*Data excerpts*
-=-=-

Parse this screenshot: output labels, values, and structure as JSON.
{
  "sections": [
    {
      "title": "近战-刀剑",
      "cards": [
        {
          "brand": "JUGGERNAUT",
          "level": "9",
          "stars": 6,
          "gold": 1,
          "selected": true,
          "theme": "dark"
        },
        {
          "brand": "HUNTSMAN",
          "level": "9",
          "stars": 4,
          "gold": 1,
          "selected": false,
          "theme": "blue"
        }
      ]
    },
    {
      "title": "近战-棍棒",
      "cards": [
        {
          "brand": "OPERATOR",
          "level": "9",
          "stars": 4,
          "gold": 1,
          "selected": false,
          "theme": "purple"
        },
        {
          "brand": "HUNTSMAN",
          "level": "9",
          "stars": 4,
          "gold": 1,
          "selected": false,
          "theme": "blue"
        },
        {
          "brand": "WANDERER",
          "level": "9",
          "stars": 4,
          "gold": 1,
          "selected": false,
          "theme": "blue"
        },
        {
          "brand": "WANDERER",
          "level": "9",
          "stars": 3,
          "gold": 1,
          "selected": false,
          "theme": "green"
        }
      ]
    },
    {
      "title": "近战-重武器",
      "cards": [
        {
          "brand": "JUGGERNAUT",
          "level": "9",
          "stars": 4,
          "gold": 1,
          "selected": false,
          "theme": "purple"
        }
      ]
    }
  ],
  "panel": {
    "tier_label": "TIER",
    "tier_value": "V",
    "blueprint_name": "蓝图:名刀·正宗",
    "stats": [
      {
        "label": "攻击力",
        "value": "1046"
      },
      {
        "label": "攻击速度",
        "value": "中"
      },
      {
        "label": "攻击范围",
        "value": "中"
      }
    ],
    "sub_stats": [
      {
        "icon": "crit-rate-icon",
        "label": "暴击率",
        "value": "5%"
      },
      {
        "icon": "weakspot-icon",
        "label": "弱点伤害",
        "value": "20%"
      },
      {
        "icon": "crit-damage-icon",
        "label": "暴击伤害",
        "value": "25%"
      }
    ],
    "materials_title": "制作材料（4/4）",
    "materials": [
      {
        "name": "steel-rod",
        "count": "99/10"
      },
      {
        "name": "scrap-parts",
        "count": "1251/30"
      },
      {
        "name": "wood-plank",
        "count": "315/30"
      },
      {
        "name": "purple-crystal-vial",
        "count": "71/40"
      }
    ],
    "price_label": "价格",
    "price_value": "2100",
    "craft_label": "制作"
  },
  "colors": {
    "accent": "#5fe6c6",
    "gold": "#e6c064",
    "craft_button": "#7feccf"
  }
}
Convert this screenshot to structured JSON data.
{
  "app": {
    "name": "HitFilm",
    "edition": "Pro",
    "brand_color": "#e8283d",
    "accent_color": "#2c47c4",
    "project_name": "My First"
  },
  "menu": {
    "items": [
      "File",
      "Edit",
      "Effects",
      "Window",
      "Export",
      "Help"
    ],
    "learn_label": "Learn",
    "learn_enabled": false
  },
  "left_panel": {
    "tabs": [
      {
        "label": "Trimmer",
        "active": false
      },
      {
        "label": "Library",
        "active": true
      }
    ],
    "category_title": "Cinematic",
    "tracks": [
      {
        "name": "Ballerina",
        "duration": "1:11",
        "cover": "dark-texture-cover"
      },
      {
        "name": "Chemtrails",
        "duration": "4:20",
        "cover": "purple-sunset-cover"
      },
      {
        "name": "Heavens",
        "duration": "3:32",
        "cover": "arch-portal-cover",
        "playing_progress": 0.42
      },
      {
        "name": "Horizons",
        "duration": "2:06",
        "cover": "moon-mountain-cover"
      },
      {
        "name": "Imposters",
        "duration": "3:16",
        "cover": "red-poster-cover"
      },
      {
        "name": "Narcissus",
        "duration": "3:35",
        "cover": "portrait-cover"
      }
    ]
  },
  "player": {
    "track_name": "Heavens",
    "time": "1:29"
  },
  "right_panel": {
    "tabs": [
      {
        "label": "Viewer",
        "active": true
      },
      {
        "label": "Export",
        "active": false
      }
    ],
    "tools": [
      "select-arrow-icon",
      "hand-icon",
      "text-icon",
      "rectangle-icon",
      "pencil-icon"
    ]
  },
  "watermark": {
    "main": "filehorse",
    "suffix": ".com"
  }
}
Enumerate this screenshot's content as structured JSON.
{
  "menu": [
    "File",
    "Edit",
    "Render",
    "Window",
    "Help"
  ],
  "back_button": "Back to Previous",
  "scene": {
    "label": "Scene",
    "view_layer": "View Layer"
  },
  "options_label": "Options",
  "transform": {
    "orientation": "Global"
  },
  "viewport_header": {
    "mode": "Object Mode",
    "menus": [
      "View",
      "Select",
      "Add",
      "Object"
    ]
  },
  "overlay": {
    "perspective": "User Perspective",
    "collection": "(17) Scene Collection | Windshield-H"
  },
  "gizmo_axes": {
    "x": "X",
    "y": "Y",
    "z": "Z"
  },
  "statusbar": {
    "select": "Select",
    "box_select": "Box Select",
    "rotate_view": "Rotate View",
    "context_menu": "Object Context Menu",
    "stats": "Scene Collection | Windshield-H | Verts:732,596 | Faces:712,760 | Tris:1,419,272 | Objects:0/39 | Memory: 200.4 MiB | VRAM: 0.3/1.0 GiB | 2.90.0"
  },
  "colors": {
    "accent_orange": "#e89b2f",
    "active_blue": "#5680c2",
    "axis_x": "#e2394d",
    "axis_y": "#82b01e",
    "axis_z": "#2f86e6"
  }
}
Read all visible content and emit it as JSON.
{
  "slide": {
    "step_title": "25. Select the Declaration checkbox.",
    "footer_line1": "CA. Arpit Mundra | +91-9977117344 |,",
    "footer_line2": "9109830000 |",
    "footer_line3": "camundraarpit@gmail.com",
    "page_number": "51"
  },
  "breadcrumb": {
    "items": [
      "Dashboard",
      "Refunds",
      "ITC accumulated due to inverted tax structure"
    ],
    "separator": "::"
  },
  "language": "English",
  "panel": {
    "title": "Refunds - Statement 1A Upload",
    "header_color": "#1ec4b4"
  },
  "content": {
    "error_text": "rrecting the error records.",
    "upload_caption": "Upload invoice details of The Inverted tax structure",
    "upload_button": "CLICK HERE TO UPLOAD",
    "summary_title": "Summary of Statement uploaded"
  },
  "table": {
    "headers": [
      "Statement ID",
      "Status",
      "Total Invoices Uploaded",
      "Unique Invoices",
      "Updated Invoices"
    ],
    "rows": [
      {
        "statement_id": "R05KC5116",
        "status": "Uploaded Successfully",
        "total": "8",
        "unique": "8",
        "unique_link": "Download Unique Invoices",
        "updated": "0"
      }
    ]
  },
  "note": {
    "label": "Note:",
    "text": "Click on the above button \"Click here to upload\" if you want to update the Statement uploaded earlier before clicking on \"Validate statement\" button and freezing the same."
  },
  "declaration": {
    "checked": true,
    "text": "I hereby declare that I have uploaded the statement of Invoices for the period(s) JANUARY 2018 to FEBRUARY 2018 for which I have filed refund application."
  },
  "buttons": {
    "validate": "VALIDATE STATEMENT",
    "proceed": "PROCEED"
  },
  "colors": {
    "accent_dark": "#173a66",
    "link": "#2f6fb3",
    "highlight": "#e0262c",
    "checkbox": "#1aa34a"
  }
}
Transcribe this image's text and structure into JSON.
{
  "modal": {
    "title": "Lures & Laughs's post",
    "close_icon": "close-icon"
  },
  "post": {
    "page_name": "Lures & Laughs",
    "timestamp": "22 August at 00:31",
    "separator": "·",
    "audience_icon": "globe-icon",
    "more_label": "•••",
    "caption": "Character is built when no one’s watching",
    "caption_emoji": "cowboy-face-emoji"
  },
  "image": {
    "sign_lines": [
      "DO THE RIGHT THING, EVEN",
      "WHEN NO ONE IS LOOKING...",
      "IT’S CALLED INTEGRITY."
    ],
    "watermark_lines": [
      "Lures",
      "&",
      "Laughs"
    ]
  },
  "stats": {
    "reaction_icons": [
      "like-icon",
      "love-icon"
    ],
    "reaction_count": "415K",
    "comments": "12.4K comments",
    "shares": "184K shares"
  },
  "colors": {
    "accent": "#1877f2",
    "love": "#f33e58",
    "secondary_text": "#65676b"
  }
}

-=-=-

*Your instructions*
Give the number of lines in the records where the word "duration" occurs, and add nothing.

*Expected output*
6